Like those tragic movie theater shootings, what I saw the other night of Miley shaking her thang has me saying “Why doesn’t stuff like this happen more often?” as opposed to “Why does it?” Being a pop star or a serial killer (and both get huge attention from our media) both need to truly make a statement in their endeavors to have any impact (that’s what makes serial killers and pop stars so dangerous…albeit one very much more so then the other).

But as I don’t and never would with a serial killer, I do in indeed applaud Billy Ray’s daughter’s bump-and-twerk, not because me thinks the actual gyrations all that good actually-I thought them quite lame-(I saw a posting online that said Cyrus’ “twerking is not working”)-but because I live in a country where a performer can still do ‘things like that’ but that ex-Hannah Montana knows enough at this point in the pop-star-more important then-musicianship state MTV has put us in that what she did the other night is exactly what is expected of our best and brightest.

You go girl.

Check what it’s all about here:

The Basics

Look below at that picture, it celebrates one of the most iconic sexy scenes of modern day cinema with our dear sweet Marilyn Monroe. This is a statue that was recently unveiled in Chicago and while I think it would be a gas gas gas to walk right up to the lady’s legs and get a gander up that skirt this reminds me more of the sweet basis of sex:

1.) A paddle with holes, the stunted deer-hide tethers of your favorite flogger, a belt looped hard and tight…sure all of these are good for those who have been naughty in your life, but how ’bout the basics of pulling him or her over your lap for a little bare OTK?

2.) The thigh-high leather boots, the latex choker, the long leather duster…whatever happened to her modeling a nice tight pair of high-cut panties or him a tight white tee with no sleeves?

3.) Hitting that kinky event weekend far from home where you partake in the seminars and nighttime playing in the makeshift dungeon…or simply staying home on the couch for a shared foot massage and whatever else comes from it.

I am as much for the pony-play, diapering, suspension end of the spectrum as I am for the the getting into position to piston one’s hips like a jack hammer.
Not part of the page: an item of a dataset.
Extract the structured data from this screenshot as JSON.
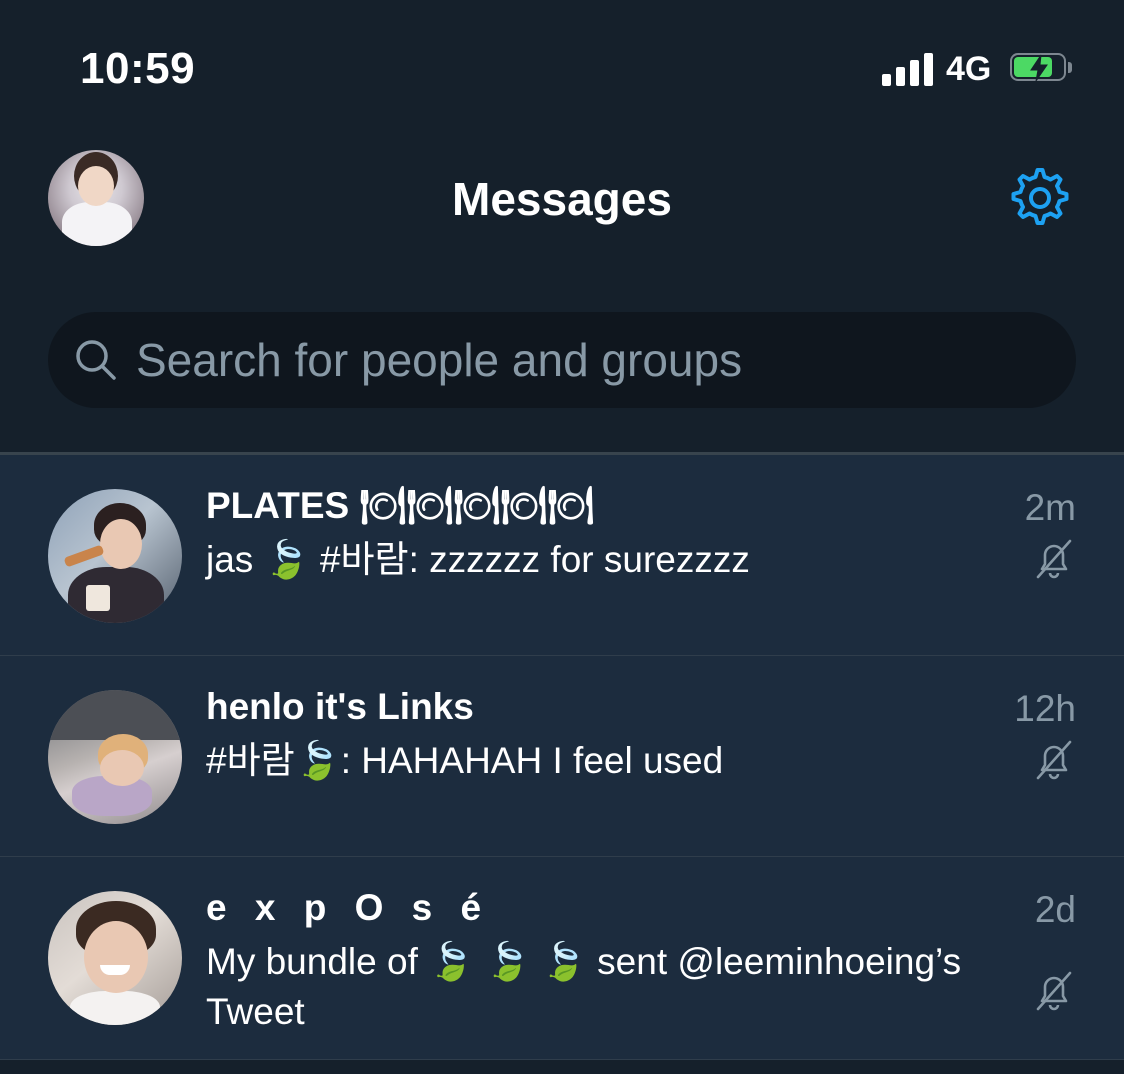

I like all the bells and whistles of buckles and bows, marquis one-of-a-kind outfits as I do enjoying the classic little black dress or a girl wearing an over-sized sweatshirt. Like that famous subway breeze blown image of M.M. sometimes it can be the simple basic sexy that gets to you as much as anything else.
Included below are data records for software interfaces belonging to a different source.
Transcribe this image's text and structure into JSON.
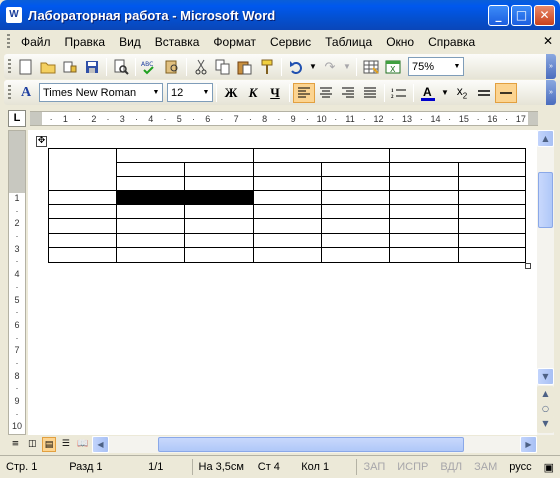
{
  "window": {
    "title": "Лабораторная работа - Microsoft Word",
    "app_icon": "W"
  },
  "menu": {
    "items": [
      "Файл",
      "Правка",
      "Вид",
      "Вставка",
      "Формат",
      "Сервис",
      "Таблица",
      "Окно",
      "Справка"
    ]
  },
  "toolbar_standard": {
    "zoom": "75%"
  },
  "toolbar_format": {
    "style_icon": "A",
    "font_name": "Times New Roman",
    "font_size": "12",
    "bold": "Ж",
    "italic": "К",
    "underline": "Ч",
    "align_left_active": true,
    "font_color": "#0000cc",
    "highlight_color": "#fcd490"
  },
  "ruler": {
    "corner": "L",
    "h_ticks": [
      "·",
      "1",
      "·",
      "2",
      "·",
      "3",
      "·",
      "4",
      "·",
      "5",
      "·",
      "6",
      "·",
      "7",
      "·",
      "8",
      "·",
      "9",
      "·",
      "10",
      "·",
      "11",
      "·",
      "12",
      "·",
      "13",
      "·",
      "14",
      "·",
      "15",
      "·",
      "16",
      "·",
      "17"
    ],
    "v_ticks": [
      "1",
      "·",
      "2",
      "·",
      "3",
      "·",
      "4",
      "·",
      "5",
      "·",
      "6",
      "·",
      "7",
      "·",
      "8",
      "·",
      "9",
      "·",
      "10"
    ]
  },
  "status": {
    "page": "Стр. 1",
    "section": "Разд 1",
    "pages": "1/1",
    "at": "На 3,5см",
    "line": "Ст 4",
    "col": "Кол 1",
    "rec": "ЗАП",
    "trk": "ИСПР",
    "ext": "ВДЛ",
    "ovr": "ЗАМ",
    "lang": "русс"
  }
}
Itching For Clothes

Do clothes make the man…and women?

The iconic Marilyn Monroe “subway” dress the beautiful actress attempted to push down across her magnificent thighs (fortunately for us all not too well) in the 1955 Billy Wilder film “The Seven Year Itch” sold at auction this month for $4.6 million. Previous auction sellers were Claude Rain’s military suit from “Casablanca” (selling for a cool $55,000) and Audrey Hepburn’s Ascot dress from “My Fair Lady,” at $3.7 million.

We really do like our clothes, don’t we?

Clothes are our social uniform. They make us feel sexy, smart, competent. They can as much marry us to a time in our lives (taking out the old wedding dress or the stone-washed jeans we used to fit in back in our 80’s clubbing days) or act as a touchstone to culture icons, like Miss Monroe’s dress does.

But fashion is a fickle business. Old M.M. got lucky with that dress, but it is less the design we all remember of her subway moment but how her “Isn’t it delicious” and spinning filled our imaginations-and lusts-as the dress wavered over her perfectly thick gams. The latex and leather we feature in Von G. is of a more specific importance to a smaller population but if you’re reading this blog one has got to assume you are part of that population.

I refer you to and ivite you to have a look around.  Certainly the clothes we have for sale are not as well known as the subway dress, still some of the pieces might tickle your fancy, and might ignite your lusts in the very same way. This is not stuff that will blow-up your booty when a breeze blows, by but it is sexy all the same.

So here’s to dear sweet left-us-too-soon Marilyn Monroe and here’s to us all for appreciating all that clothes bring to our lives.